Hospital pharmacy functions for receiving, storing, and dispensing drugs and medicines to patients. The hospital pharmacy may also manufacture pharma cuticles and parenteral products. The department provides a range of pharmacy services for hospitalized and ambulatory patients, including purchase, manufacture, compounding, storage, dispensing, distribution, and maintaining a record for the same. Hospital pharmacy is the health care service, that comprises the art, practice, and profession of choosing, preparing, storing, compounding, and dispensing medicines and medical devices, advising healthcare professionals and patients on their safe, effective, and efficient use.
Functions of Hospital Pharmacy
The various functions performed by a hospital pharmacy are:
- 1) It attains a supply of drugs, chemicals, and biological and pharmaceutical formulations only from licensed vendors and manufacturers.
- 2) It inspects the received items and maintains an inventory for the same.
- 3) It dispenses the patient’s drugs, chemicals, and pharmaceutical preparations. The pharmacists repack the medicament in appropriate containers and label them.
- 4) It keeps a record of all the narcotic drugs and alcohol received and issued.
- 5) It predicts the demand for drugs, chemicals, antibiotics, biologicals, radiopharmaceuticals, etc., and takes suitable steps to fulfill the demand.
- 6) It keeps a record of each supply dispensed.
- 7) It manufactures large volumes of parenteral and other drug preparations in case of unavailability, high cost, lack of authentic vendors, or caution.
- 8) It implements strict control on the quality of the supplies received, manufactured, and dispensed.

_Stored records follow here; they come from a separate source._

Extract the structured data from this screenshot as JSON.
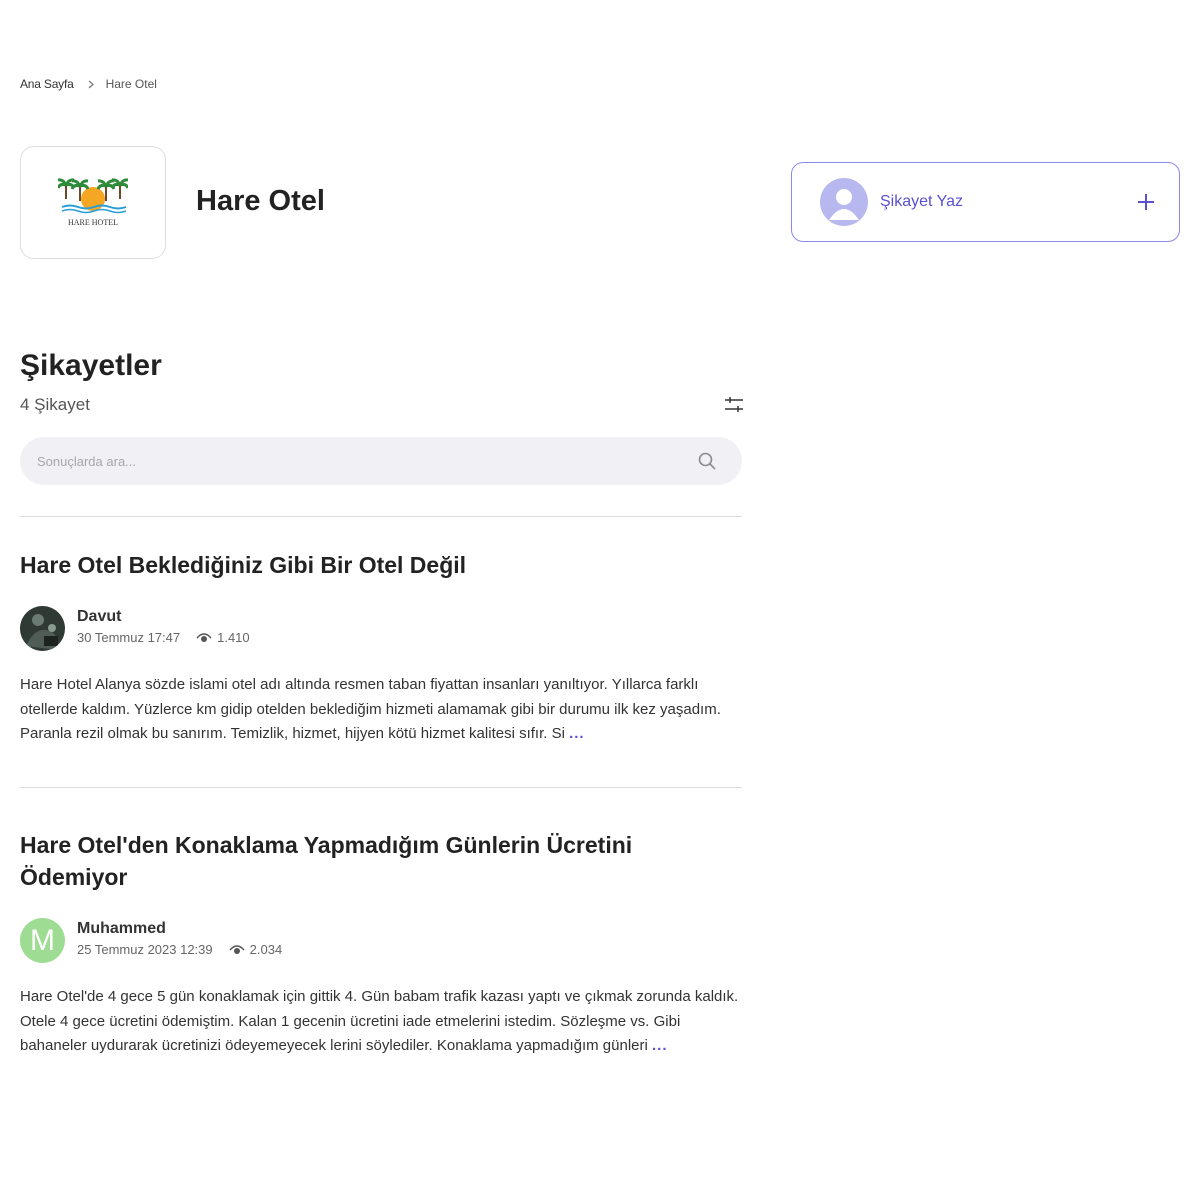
{
  "breadcrumb": {
    "home": "Ana Sayfa",
    "current": "Hare Otel"
  },
  "brand": {
    "name": "Hare Otel",
    "logo_text": "HARE HOTEL"
  },
  "write_card": {
    "label": "Şikayet Yaz",
    "icon": "plus-icon"
  },
  "complaints_section": {
    "title": "Şikayetler",
    "count_label": "4 Şikayet",
    "filter_icon": "sliders-icon",
    "search": {
      "placeholder": "Sonuçlarda ara...",
      "value": ""
    }
  },
  "complaints": [
    {
      "title": "Hare Otel Beklediğiniz Gibi Bir Otel Değil",
      "user": "Davut",
      "date": "30 Temmuz 17:47",
      "views": "1.410",
      "body": "Hare Hotel Alanya sözde islami otel adı altında resmen taban fiyattan insanları yanıltıyor. Yıllarca farklı otellerde kaldım. Yüzlerce km gidip otelden beklediğim hizmeti alamamak gibi bir durumu ilk kez yaşadım. Paranla rezil olmak bu sanırım. Temizlik, hizmet, hijyen kötü hizmet kalitesi sıfır. Si",
      "more": "..."
    },
    {
      "title": "Hare Otel'den Konaklama Yapmadığım Günlerin Ücretini Ödemiyor",
      "user": "Muhammed",
      "avatar_letter": "M",
      "date": "25 Temmuz 2023 12:39",
      "views": "2.034",
      "body": "Hare Otel'de 4 gece 5 gün konaklamak için gittik 4. Gün babam trafik kazası yaptı ve çıkmak zorunda kaldık. Otele 4 gece ücretini ödemiştim. Kalan 1 gecenin ücretini iade etmelerini istedim. Sözleşme vs. Gibi bahaneler uydurarak ücretinizi ödeyemeyecek lerini söylediler. Konaklama yapmadığım günleri",
      "more": "..."
    }
  ],
  "colors": {
    "accent": "#5b4fcf",
    "card_border": "#8d89e6",
    "avatar_placeholder": "#b6b8ef",
    "m_avatar": "#9fdc93"
  }
}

- 9) It discusses the drug-related information with the medical staff, resident nurses, health care team, and the patients.
- 10) It participates in minimizing the incidence of illness and improves the general health of the population.
- 11) It provides patient counseling.
- 12) It implements the recommendations of the pharmacy and therapeutic committee.
Organization Structure Of Hospital Pharmacy
The hospital pharmacy has various divisions, like compounding and dispensing, manufacturing or production, quality control, central sterile supply, research, education and training, administration, and library. The Chief Hospital Pharmacist is the head of pharmacy who reports to the Administrator. The number of Assistant Chief Pharmacist, who assists the Chief in administration, depends on the work, nature, and scope of preparations, staff strength, etc. The Assistant Chief Pharmacist supervises and controls the various functions of the pharmacy.
The Chief has a secretary and other office clerks to assist him. Staff pharmacists, technicians, pharmacy helpers, and other workers of the hospital pharmacy are involved in compounding, dispensing, manufacturing, drug supply, central sterile supply, and library duties.
Location Of Hospital Pharmacy
The pharmacy should be situated on the ground floor or the first floor to ease its accessibility and provide adequate service to various departments and nursing stations. If the hospital has an outpatient department, the pharmacy or its branch should be near it. In a multi-story hospital, each floor should have a pharmacy. The layout of floor pharmacies should be such that a continuous flow of men and materials is maintained.
A complete unit of the hospital pharmacy includes the following areas:
- 1) Office of the chief
- 2) Out-patient dispensing unit
- 3) Bulk compounding area
- 4) Manufacturing unit for sterile and non-sterile preparations
- 5) Packaging and labeling area
- 6) Alcohol and volatile liquid area
- 7) Narcotic vaults
- 8) Radioisotope storage & dispensing area
- 9) Central sterile supply area
- 10) Cold storage area
- 11) Research wing
- 12) Pharmacy storeroom
- 13) Library
- 14) Waiting room
An outpatient pharmacy should look pleasant and have enough space and seating arrangements for patients waiting for the medicine to avoid overcrowding. The waiting room in the outpatient pharmacy should have a professional look, bear educative posters on health and hygiene, and hold light literature for reading to engage the visitors. This has a positive impact on the pharmacy and the visitors. To routinely manufacture bulk preparations (like stock solutions, bulk powder ointments, etc.), a suitable space adjacent to the pharmacy or in the basement directly below the pharmacy should be provided. The medical stores of the pharmacy should lie adjacent to the pharmacy or beneath the pharmacy.